*What you are asked to do*: What you return should match the entries below exactly, only without the images.

(Entries from a dataset of interfaces)
==*==
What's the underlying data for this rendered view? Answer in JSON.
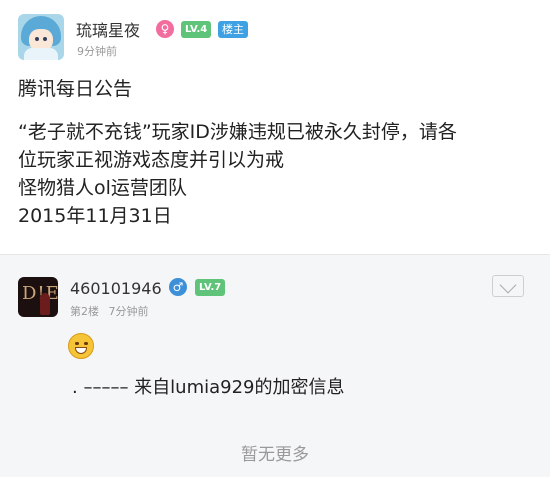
{
  "post": {
    "author": "琉璃星夜",
    "gender_symbol": "♀",
    "level": "LV.4",
    "owner_badge": "楼主",
    "time": "9分钟前",
    "title": "腾讯每日公告",
    "body_lines": [
      "“老子就不充钱”玩家ID涉嫌违规已被永久封停，请各",
      "位玩家正视游戏态度并引以为戒",
      "怪物猎人ol运营团队",
      "2015年11月31日"
    ]
  },
  "reply": {
    "author": "460101946",
    "gender_symbol": "♂",
    "level": "LV.7",
    "floor": "第2楼",
    "time": "7分钟前",
    "avatar_text": "D!E",
    "text": ". ––––– 来自lumia929的加密信息"
  },
  "footer": {
    "no_more": "暂无更多"
  },
  "colors": {
    "female": "#f26d9d",
    "male": "#3d8fd8",
    "level_badge": "#5fc37a",
    "owner_badge": "#3ea1e3"
  },
  "icons": {
    "more": "chevron-down-icon",
    "emoji": "smiley-icon"
  }
}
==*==
*Solution to this exercise*:
What's the underlying data for this rendered view? Answer in JSON.
{
  "post": {
    "author": "琉璃星夜",
    "gender_symbol": "♀",
    "level": "LV.4",
    "owner_badge": "楼主",
    "time": "9分钟前",
    "title": "腾讯每日公告",
    "body_lines": [
      "“老子就不充钱”玩家ID涉嫌违规已被永久封停，请各",
      "位玩家正视游戏态度并引以为戒",
      "怪物猎人ol运营团队",
      "2015年11月31日"
    ]
  },
  "reply": {
    "author": "460101946",
    "gender_symbol": "♂",
    "level": "LV.7",
    "floor": "第2楼",
    "time": "7分钟前",
    "avatar_text": "D!E",
    "text": ". ––––– 来自lumia929的加密信息"
  },
  "footer": {
    "no_more": "暂无更多"
  },
  "colors": {
    "female": "#f26d9d",
    "male": "#3d8fd8",
    "level_badge": "#5fc37a",
    "owner_badge": "#3ea1e3"
  },
  "icons": {
    "more": "chevron-down-icon",
    "emoji": "smiley-icon"
  }
}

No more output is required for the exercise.